[SUPPLIED DATA — start]

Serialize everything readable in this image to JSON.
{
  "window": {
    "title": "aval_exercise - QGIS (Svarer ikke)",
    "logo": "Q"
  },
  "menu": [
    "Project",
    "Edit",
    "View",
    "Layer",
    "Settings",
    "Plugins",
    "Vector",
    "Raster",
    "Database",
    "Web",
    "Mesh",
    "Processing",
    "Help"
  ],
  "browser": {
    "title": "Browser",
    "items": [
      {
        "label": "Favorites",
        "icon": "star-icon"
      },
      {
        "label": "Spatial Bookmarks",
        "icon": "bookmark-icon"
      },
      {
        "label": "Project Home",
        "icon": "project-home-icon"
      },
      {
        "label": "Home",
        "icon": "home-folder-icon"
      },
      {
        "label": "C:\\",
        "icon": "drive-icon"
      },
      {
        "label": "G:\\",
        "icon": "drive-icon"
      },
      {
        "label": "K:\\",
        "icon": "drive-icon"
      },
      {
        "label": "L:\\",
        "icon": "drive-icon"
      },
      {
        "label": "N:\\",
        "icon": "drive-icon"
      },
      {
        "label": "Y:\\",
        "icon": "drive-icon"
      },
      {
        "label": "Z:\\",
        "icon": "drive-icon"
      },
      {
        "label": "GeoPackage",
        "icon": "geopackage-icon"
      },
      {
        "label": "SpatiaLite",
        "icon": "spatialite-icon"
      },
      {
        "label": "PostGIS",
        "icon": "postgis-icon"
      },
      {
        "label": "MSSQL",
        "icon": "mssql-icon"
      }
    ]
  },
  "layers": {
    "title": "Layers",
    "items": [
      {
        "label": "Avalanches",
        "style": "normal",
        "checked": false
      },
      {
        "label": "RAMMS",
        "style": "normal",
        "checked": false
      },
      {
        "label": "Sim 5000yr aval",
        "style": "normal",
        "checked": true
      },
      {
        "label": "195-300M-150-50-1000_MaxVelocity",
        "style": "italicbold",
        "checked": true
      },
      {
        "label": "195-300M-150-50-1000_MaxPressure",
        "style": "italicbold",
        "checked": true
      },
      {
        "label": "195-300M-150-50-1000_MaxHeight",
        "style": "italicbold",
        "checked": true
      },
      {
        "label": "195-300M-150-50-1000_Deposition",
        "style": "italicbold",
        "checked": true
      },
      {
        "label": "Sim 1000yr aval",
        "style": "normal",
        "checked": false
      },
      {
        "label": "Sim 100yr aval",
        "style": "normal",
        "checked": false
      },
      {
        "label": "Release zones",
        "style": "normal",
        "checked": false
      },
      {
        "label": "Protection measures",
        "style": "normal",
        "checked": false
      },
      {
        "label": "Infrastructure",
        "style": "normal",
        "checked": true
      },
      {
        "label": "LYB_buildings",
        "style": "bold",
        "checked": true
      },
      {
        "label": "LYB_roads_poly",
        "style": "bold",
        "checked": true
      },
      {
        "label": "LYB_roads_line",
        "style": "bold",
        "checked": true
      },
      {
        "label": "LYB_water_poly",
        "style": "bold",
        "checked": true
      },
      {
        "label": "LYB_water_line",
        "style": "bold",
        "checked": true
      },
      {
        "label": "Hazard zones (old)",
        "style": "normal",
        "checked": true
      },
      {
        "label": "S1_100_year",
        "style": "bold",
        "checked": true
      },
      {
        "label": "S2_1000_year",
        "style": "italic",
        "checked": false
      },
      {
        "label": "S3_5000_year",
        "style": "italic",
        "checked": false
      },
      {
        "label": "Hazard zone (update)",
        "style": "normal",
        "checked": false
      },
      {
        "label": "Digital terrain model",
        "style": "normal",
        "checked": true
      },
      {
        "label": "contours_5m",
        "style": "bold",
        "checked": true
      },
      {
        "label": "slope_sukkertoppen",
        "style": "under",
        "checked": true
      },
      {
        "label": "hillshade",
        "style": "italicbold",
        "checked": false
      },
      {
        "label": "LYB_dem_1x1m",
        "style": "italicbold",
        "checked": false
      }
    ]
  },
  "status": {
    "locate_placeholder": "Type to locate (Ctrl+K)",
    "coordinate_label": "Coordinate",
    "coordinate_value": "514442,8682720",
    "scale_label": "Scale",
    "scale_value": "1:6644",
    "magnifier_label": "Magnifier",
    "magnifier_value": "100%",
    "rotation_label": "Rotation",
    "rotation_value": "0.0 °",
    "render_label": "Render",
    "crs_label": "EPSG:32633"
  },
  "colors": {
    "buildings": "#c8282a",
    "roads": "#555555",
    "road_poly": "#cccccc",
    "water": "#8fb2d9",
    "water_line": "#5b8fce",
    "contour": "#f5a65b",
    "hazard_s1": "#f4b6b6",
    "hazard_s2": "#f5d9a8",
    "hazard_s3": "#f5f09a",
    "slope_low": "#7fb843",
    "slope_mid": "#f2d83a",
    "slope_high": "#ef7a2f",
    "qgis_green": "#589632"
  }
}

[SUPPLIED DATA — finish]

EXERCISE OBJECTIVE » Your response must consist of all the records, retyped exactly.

WRITTEN ANSWER »
Serialize everything readable in this image to JSON.
{
  "window": {
    "title": "aval_exercise - QGIS (Svarer ikke)",
    "logo": "Q"
  },
  "menu": [
    "Project",
    "Edit",
    "View",
    "Layer",
    "Settings",
    "Plugins",
    "Vector",
    "Raster",
    "Database",
    "Web",
    "Mesh",
    "Processing",
    "Help"
  ],
  "browser": {
    "title": "Browser",
    "items": [
      {
        "label": "Favorites",
        "icon": "star-icon"
      },
      {
        "label": "Spatial Bookmarks",
        "icon": "bookmark-icon"
      },
      {
        "label": "Project Home",
        "icon": "project-home-icon"
      },
      {
        "label": "Home",
        "icon": "home-folder-icon"
      },
      {
        "label": "C:\\",
        "icon": "drive-icon"
      },
      {
        "label": "G:\\",
        "icon": "drive-icon"
      },
      {
        "label": "K:\\",
        "icon": "drive-icon"
      },
      {
        "label": "L:\\",
        "icon": "drive-icon"
      },
      {
        "label": "N:\\",
        "icon": "drive-icon"
      },
      {
        "label": "Y:\\",
        "icon": "drive-icon"
      },
      {
        "label": "Z:\\",
        "icon": "drive-icon"
      },
      {
        "label": "GeoPackage",
        "icon": "geopackage-icon"
      },
      {
        "label": "SpatiaLite",
        "icon": "spatialite-icon"
      },
      {
        "label": "PostGIS",
        "icon": "postgis-icon"
      },
      {
        "label": "MSSQL",
        "icon": "mssql-icon"
      }
    ]
  },
  "layers": {
    "title": "Layers",
    "items": [
      {
        "label": "Avalanches",
        "style": "normal",
        "checked": false
      },
      {
        "label": "RAMMS",
        "style": "normal",
        "checked": false
      },
      {
        "label": "Sim 5000yr aval",
        "style": "normal",
        "checked": true
      },
      {
        "label": "195-300M-150-50-1000_MaxVelocity",
        "style": "italicbold",
        "checked": true
      },
      {
        "label": "195-300M-150-50-1000_MaxPressure",
        "style": "italicbold",
        "checked": true
      },
      {
        "label": "195-300M-150-50-1000_MaxHeight",
        "style": "italicbold",
        "checked": true
      },
      {
        "label": "195-300M-150-50-1000_Deposition",
        "style": "italicbold",
        "checked": true
      },
      {
        "label": "Sim 1000yr aval",
        "style": "normal",
        "checked": false
      },
      {
        "label": "Sim 100yr aval",
        "style": "normal",
        "checked": false
      },
      {
        "label": "Release zones",
        "style": "normal",
        "checked": false
      },
      {
        "label": "Protection measures",
        "style": "normal",
        "checked": false
      },
      {
        "label": "Infrastructure",
        "style": "normal",
        "checked": true
      },
      {
        "label": "LYB_buildings",
        "style": "bold",
        "checked": true
      },
      {
        "label": "LYB_roads_poly",
        "style": "bold",
        "checked": true
      },
      {
        "label": "LYB_roads_line",
        "style": "bold",
        "checked": true
      },
      {
        "label": "LYB_water_poly",
        "style": "bold",
        "checked": true
      },
      {
        "label": "LYB_water_line",
        "style": "bold",
        "checked": true
      },
      {
        "label": "Hazard zones (old)",
        "style": "normal",
        "checked": true
      },
      {
        "label": "S1_100_year",
        "style": "bold",
        "checked": true
      },
      {
        "label": "S2_1000_year",
        "style": "italic",
        "checked": false
      },
      {
        "label": "S3_5000_year",
        "style": "italic",
        "checked": false
      },
      {
        "label": "Hazard zone (update)",
        "style": "normal",
        "checked": false
      },
      {
        "label": "Digital terrain model",
        "style": "normal",
        "checked": true
      },
      {
        "label": "contours_5m",
        "style": "bold",
        "checked": true
      },
      {
        "label": "slope_sukkertoppen",
        "style": "under",
        "checked": true
      },
      {
        "label": "hillshade",
        "style": "italicbold",
        "checked": false
      },
      {
        "label": "LYB_dem_1x1m",
        "style": "italicbold",
        "checked": false
      }
    ]
  },
  "status": {
    "locate_placeholder": "Type to locate (Ctrl+K)",
    "coordinate_label": "Coordinate",
    "coordinate_value": "514442,8682720",
    "scale_label": "Scale",
    "scale_value": "1:6644",
    "magnifier_label": "Magnifier",
    "magnifier_value": "100%",
    "rotation_label": "Rotation",
    "rotation_value": "0.0 °",
    "render_label": "Render",
    "crs_label": "EPSG:32633"
  },
  "colors": {
    "buildings": "#c8282a",
    "roads": "#555555",
    "road_poly": "#cccccc",
    "water": "#8fb2d9",
    "water_line": "#5b8fce",
    "contour": "#f5a65b",
    "hazard_s1": "#f4b6b6",
    "hazard_s2": "#f5d9a8",
    "hazard_s3": "#f5f09a",
    "slope_low": "#7fb843",
    "slope_mid": "#f2d83a",
    "slope_high": "#ef7a2f",
    "qgis_green": "#589632"
  }
}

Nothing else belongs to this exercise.